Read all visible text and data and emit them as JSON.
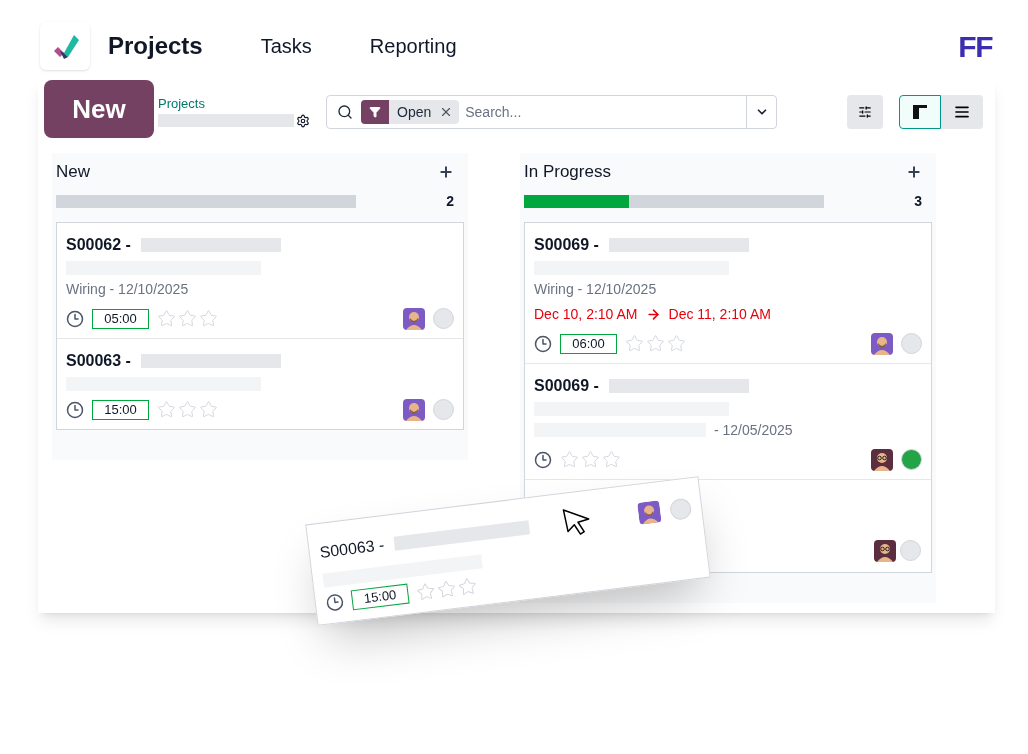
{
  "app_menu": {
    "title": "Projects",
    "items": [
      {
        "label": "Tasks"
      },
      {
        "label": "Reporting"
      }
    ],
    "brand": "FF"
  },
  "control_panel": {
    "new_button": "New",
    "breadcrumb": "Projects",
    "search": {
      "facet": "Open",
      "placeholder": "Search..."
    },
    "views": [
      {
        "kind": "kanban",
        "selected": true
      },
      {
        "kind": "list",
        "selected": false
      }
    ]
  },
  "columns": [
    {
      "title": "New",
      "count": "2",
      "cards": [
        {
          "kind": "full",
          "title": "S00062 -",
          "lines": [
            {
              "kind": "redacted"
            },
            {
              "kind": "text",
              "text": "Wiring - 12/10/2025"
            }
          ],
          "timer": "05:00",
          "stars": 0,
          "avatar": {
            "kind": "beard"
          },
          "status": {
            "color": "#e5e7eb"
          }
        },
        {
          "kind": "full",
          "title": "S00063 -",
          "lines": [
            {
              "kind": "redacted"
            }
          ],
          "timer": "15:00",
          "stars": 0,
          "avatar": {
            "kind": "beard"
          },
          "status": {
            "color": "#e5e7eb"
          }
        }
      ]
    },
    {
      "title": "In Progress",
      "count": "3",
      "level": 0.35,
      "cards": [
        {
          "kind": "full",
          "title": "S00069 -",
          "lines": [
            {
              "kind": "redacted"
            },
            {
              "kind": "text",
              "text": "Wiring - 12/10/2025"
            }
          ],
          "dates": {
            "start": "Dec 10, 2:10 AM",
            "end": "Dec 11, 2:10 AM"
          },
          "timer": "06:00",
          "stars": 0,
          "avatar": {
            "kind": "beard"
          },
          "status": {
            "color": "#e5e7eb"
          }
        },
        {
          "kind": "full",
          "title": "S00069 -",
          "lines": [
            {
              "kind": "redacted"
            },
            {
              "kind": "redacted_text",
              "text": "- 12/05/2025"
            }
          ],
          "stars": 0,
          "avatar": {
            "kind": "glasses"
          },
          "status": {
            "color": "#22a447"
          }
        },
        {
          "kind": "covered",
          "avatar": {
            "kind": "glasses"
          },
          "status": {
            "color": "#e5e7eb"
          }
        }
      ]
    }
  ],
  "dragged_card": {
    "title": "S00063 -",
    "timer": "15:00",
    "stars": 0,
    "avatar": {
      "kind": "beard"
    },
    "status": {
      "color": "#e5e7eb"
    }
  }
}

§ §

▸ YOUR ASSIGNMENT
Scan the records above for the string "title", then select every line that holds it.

▸ RESPONSE
    "title": "Projects",
      "title": "New",
          "title": "S00062 -",
          "title": "S00063 -",
      "title": "In Progress",
          "title": "S00069 -",
          "title": "S00069 -",
    "title": "S00063 -",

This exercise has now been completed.